**To do:**
For the data below, say how many lines contain "icon". Only the number should be given.

**** Working data

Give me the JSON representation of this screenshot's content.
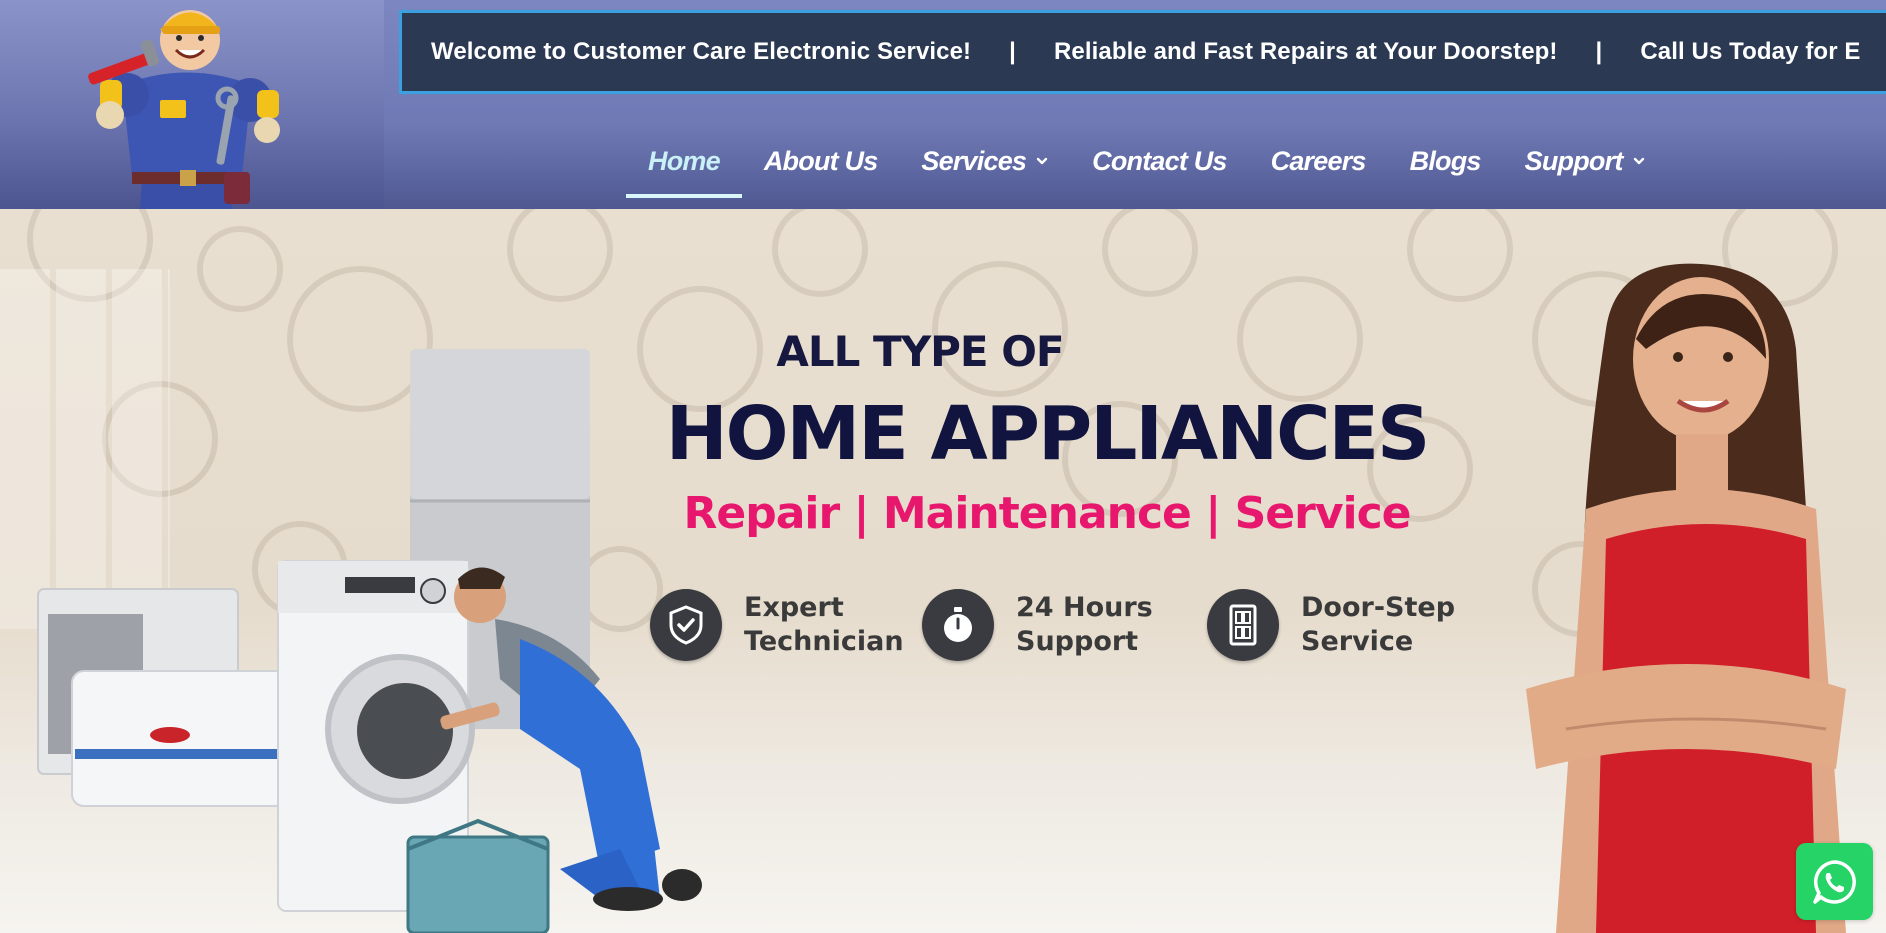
{
  "ticker": {
    "messages": [
      "Welcome to Customer Care Electronic Service!",
      "Reliable and Fast Repairs at Your Doorstep!",
      "Call Us Today for E"
    ],
    "separator": "|"
  },
  "nav": {
    "items": [
      {
        "label": "Home",
        "active": true,
        "dropdown": false
      },
      {
        "label": "About Us",
        "active": false,
        "dropdown": false
      },
      {
        "label": "Services",
        "active": false,
        "dropdown": true
      },
      {
        "label": "Contact Us",
        "active": false,
        "dropdown": false
      },
      {
        "label": "Careers",
        "active": false,
        "dropdown": false
      },
      {
        "label": "Blogs",
        "active": false,
        "dropdown": false
      },
      {
        "label": "Support",
        "active": false,
        "dropdown": true
      }
    ]
  },
  "hero": {
    "heading_small": "ALL TYPE OF",
    "heading_big": "HOME APPLIANCES",
    "subheading": "Repair | Maintenance | Service",
    "features": [
      {
        "icon": "shield-check-icon",
        "line1": "Expert",
        "line2": "Technician"
      },
      {
        "icon": "stopwatch-icon",
        "line1": "24 Hours",
        "line2": "Support"
      },
      {
        "icon": "door-icon",
        "line1": "Door-Step",
        "line2": "Service"
      }
    ]
  },
  "widgets": {
    "whatsapp_icon": "whatsapp-icon"
  },
  "colors": {
    "ticker_bg": "#2b3a52",
    "ticker_border": "#3aa0e0",
    "nav_bg": "#6f79b4",
    "heading": "#11143f",
    "accent_pink": "#e8176e",
    "whatsapp": "#25d366"
  }
}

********

**Solution to this problem:**
4